Essentially, Botox is used to paralyze and weaken the muscles it's injected to so that certain movements may not be made with that muscle. It is a valid question regarding if this will affect how the muscle looks after it has worn off. The easy answer is no, for instance, it will not make someone's brow look lower than it had been before. Especially for someone who is a first timer getting Botox, once it has worn off it won't appear as if there is anything different than before Botox had been injected. For someone who does get Botox on a regular basis there can be slight changes in the muscle tone. However, as with any kind of temporary paralysis, the regular muscle tone will return.
Long Term side effects of Botox Brow Lift?
Annabella, the reason that you do not have to worry is that the Botox browlift relaxes those muscles that pull downward on the brow. Relaxing those muscled repeatedly over time may cause them to weaken, but this just means that a Botox Browlift works even better and lasts longer.

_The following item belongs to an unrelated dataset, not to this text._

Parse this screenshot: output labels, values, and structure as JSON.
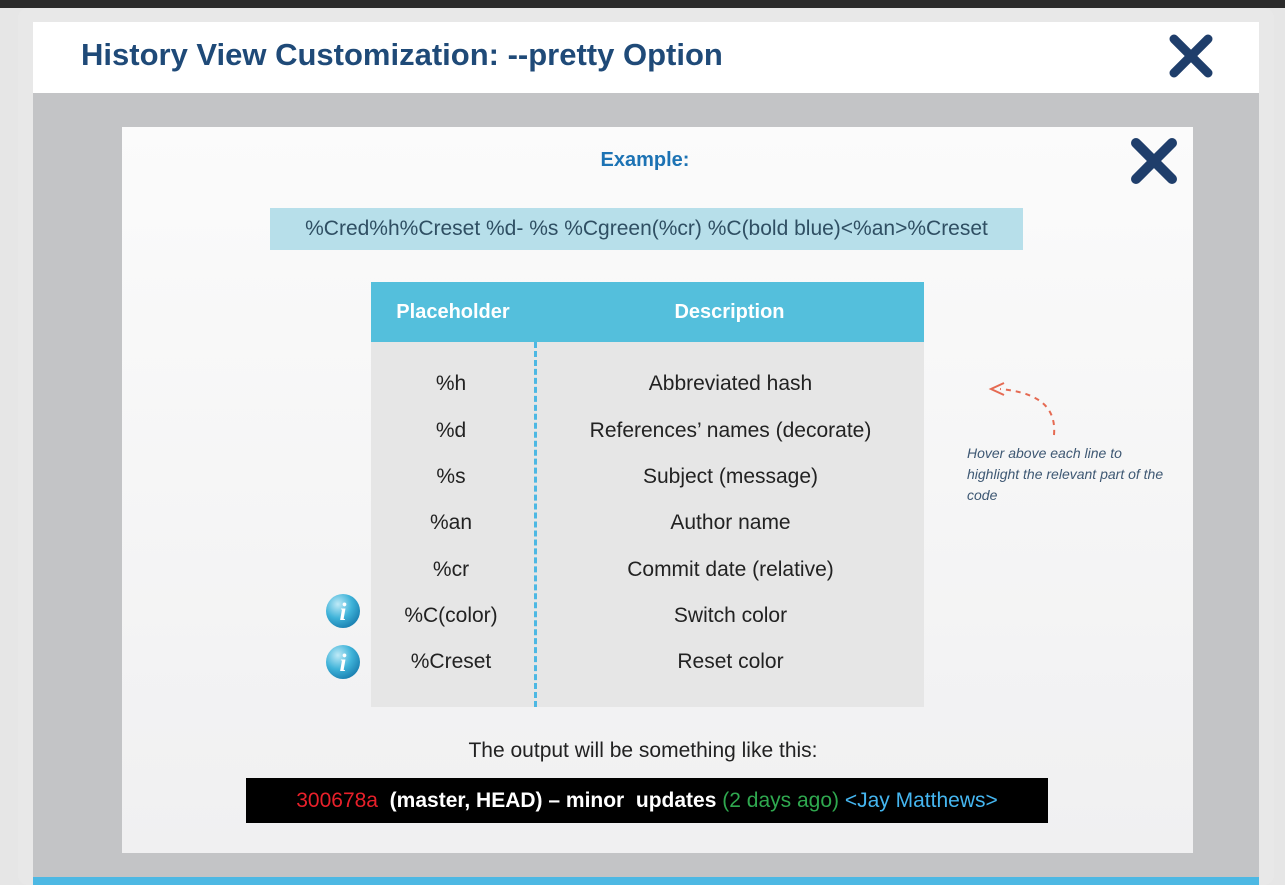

The injections do not affect the muscles that pull upward and therefore if anything, you will may have slight upward movement in the brow if you stop using Botox, at least until the muscles that were injected recover to their original state.
Botox lasts usually three months, after that you are back where you started.

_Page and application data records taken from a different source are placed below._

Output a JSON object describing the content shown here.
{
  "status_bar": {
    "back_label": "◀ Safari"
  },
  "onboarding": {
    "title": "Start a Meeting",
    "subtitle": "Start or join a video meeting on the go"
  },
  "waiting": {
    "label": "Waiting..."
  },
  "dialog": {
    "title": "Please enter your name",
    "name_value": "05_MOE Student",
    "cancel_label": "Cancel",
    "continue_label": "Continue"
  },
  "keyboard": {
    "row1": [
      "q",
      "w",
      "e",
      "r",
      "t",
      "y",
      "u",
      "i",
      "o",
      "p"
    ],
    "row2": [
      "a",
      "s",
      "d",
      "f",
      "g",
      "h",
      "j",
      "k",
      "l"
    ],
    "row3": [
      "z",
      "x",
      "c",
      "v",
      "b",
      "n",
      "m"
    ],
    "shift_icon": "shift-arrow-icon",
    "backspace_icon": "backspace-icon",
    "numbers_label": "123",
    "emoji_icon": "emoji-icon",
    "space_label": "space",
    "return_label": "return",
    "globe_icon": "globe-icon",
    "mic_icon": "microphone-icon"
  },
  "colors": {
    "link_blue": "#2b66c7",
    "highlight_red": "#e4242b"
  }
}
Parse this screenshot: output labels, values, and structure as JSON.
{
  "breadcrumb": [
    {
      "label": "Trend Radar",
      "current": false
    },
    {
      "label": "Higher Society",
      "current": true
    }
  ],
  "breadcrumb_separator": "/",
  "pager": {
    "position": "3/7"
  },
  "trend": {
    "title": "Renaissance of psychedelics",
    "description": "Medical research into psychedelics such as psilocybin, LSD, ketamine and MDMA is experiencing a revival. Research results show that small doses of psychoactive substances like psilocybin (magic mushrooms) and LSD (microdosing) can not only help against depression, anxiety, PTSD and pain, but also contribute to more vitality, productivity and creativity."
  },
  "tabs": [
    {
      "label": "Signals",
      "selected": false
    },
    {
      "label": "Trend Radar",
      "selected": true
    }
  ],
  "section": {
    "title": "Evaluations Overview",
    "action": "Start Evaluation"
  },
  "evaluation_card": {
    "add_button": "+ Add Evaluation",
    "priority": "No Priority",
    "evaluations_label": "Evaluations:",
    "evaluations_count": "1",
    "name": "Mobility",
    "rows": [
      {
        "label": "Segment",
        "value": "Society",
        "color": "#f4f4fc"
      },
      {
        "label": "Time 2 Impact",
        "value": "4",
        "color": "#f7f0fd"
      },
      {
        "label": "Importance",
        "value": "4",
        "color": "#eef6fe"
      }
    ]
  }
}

After only one botox treatment, it is highly unlikely that you will experience any long term problems from the single dose. After multiple treatments, there can be some prolonged weakness or atrophy of the muscles, but that is what most patients want. If you don't like the way you look after the first treatment, when the botox wears off, you should be back to where you started.
As they say, try it, you'll like it.

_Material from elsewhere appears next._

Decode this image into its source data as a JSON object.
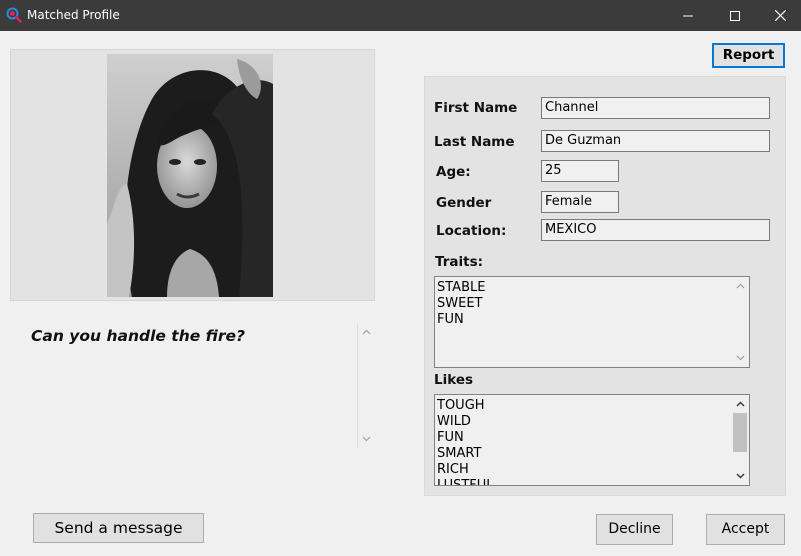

Botox Long Term Effects
Not to worry. Studies have shown that in patients who have had repeated treatments over years that the lifting effects persist not to mention improvement in skin tone and texture. Just choose your physician carefully, someone with experience and who knows what they are doing. In Chicago you are fortunate to have many skilled physicians who get great results with Botox.
Good luck and be well.
This scenario is possible, but unlikely.
The people who have had Bell's palsy (paralysis of the muscles on one side of the face) for months and fully recover, the anatomical relationships of their facial features essentially return to what they were prior to developing Bell's palsy. When muscles atrophy, each muscle cell is smaller than before, but the NUMBER of muscle cells remains the same. I hope you are reassured.
Botox always goes away.
Annabella, This is a good question and an area of great contention. Botox does cause a temporary paralysis of the muscles injected. However, it wears off over a period of 3 to 6 months. With long-term use of Botox in patients, I have noticed very little, if any, clinically appreciable atrophy of the muscles. Certainly if you have never done Botox, trying it to see if you like the effect will cause no atrophy. Progressive brow ptosis (falling) after Botox use may be attributed to inappropriate Botox injections or just to the normal aging process. Botox does not stop the aging clock, it just pauses it for 3 to 6 months.
Good luck with your Botox. I hope you find this helpful.
What happens to muscles treated with Botox?
While long term treatment can cause some muscle atrophy, the effect will not cause your result to reverse to a more heavy position that prior to treatment. In fact quite the opposite. It may increase the duration of the "brow lift" until the muscle strength completely returns.
These answers are for educational purposes and should not be relied upon as a substitute for medical advice you may receive from your physician. If you have a medical emergency, please call 911. These answers do not constitute or initiate a patient/doctor relationship.